* DIRECTIONS FOR THIS TASK
For the records below, tally the lines that contain "Jakutis" and give only that number.

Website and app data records
--- START ---

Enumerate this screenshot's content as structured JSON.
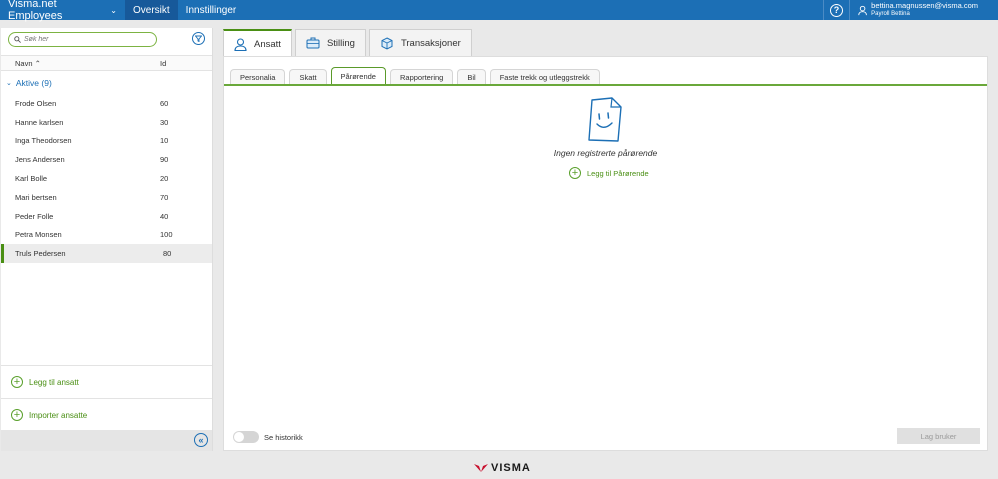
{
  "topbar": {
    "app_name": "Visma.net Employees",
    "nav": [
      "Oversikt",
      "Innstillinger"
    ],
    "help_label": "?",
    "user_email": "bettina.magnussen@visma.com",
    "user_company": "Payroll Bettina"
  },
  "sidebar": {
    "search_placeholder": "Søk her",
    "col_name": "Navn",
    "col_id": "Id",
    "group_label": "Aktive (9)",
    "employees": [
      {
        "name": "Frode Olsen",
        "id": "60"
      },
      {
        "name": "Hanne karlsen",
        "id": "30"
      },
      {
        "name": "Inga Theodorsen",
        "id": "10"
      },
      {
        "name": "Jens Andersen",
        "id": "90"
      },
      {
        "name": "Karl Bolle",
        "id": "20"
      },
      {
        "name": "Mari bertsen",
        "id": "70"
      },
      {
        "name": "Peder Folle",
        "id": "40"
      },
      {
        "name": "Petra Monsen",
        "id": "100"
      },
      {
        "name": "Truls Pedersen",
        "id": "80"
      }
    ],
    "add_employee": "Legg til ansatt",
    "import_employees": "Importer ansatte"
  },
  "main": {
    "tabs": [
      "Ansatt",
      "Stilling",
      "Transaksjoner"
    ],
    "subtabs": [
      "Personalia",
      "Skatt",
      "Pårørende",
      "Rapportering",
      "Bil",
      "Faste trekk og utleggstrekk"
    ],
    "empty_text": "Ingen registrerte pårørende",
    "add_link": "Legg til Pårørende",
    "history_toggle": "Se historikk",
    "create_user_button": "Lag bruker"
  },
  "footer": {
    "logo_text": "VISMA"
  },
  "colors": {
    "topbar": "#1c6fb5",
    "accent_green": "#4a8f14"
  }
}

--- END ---
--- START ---

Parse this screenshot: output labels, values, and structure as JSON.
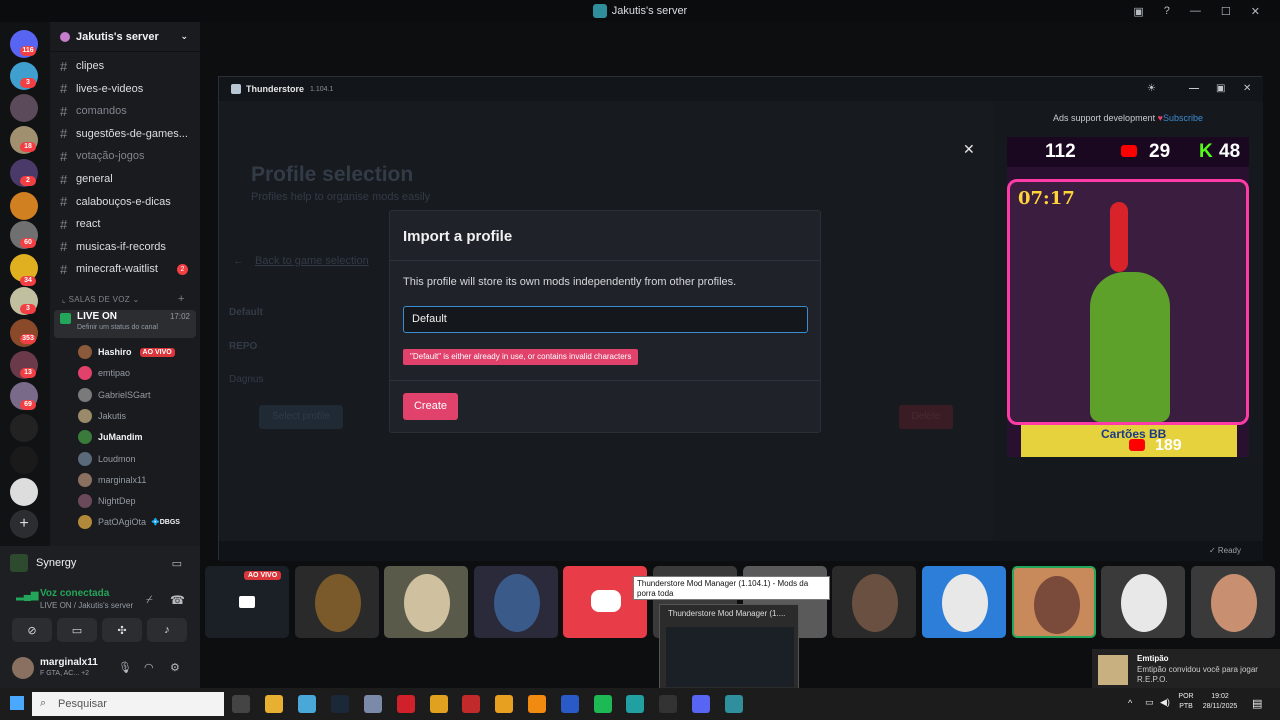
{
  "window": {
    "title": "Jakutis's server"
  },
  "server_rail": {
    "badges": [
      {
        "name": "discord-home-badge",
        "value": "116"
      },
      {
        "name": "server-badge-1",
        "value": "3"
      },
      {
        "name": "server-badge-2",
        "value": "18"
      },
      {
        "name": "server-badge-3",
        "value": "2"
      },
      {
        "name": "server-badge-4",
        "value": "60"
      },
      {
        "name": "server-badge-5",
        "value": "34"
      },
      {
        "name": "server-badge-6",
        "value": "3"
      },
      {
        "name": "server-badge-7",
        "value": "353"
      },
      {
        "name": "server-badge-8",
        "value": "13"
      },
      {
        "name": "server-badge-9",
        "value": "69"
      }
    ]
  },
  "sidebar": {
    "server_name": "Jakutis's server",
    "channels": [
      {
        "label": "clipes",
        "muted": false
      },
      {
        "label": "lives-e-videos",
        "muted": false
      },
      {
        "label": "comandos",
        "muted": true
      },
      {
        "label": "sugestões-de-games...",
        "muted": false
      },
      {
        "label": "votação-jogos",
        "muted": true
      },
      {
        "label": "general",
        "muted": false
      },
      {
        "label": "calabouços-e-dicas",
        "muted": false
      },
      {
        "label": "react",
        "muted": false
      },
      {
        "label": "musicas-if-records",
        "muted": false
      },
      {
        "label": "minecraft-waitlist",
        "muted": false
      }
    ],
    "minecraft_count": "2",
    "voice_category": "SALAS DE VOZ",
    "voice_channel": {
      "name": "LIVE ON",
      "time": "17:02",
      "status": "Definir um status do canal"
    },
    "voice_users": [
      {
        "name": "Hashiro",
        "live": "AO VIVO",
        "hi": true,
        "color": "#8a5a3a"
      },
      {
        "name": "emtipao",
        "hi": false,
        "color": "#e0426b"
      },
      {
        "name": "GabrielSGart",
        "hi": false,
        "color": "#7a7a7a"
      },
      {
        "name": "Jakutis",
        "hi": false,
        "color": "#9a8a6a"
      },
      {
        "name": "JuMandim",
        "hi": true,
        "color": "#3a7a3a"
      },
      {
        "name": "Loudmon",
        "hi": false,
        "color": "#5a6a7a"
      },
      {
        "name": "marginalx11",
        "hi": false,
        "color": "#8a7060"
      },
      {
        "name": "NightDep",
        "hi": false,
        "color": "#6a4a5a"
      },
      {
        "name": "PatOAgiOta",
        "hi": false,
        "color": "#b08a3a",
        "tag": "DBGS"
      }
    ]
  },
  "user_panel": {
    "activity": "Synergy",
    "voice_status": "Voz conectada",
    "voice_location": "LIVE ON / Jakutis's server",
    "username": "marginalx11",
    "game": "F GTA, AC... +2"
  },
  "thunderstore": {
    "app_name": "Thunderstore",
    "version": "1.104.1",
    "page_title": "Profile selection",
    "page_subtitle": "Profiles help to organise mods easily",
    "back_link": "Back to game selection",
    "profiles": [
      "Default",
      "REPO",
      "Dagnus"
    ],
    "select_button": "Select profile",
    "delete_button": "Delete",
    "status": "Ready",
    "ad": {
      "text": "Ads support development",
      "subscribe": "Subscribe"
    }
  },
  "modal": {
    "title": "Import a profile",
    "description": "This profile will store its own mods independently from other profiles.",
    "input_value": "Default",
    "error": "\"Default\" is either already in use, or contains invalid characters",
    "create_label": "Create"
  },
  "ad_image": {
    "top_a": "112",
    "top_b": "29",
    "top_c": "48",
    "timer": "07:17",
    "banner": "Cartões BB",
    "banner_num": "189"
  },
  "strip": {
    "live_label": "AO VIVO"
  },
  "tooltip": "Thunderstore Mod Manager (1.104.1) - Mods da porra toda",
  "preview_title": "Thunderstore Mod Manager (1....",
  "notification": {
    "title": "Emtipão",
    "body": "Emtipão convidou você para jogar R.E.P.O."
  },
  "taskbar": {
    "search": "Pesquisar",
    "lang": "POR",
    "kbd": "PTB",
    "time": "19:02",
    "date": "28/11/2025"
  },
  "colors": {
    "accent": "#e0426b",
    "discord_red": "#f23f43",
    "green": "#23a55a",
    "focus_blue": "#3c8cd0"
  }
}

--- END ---

* RESULT BELOW
4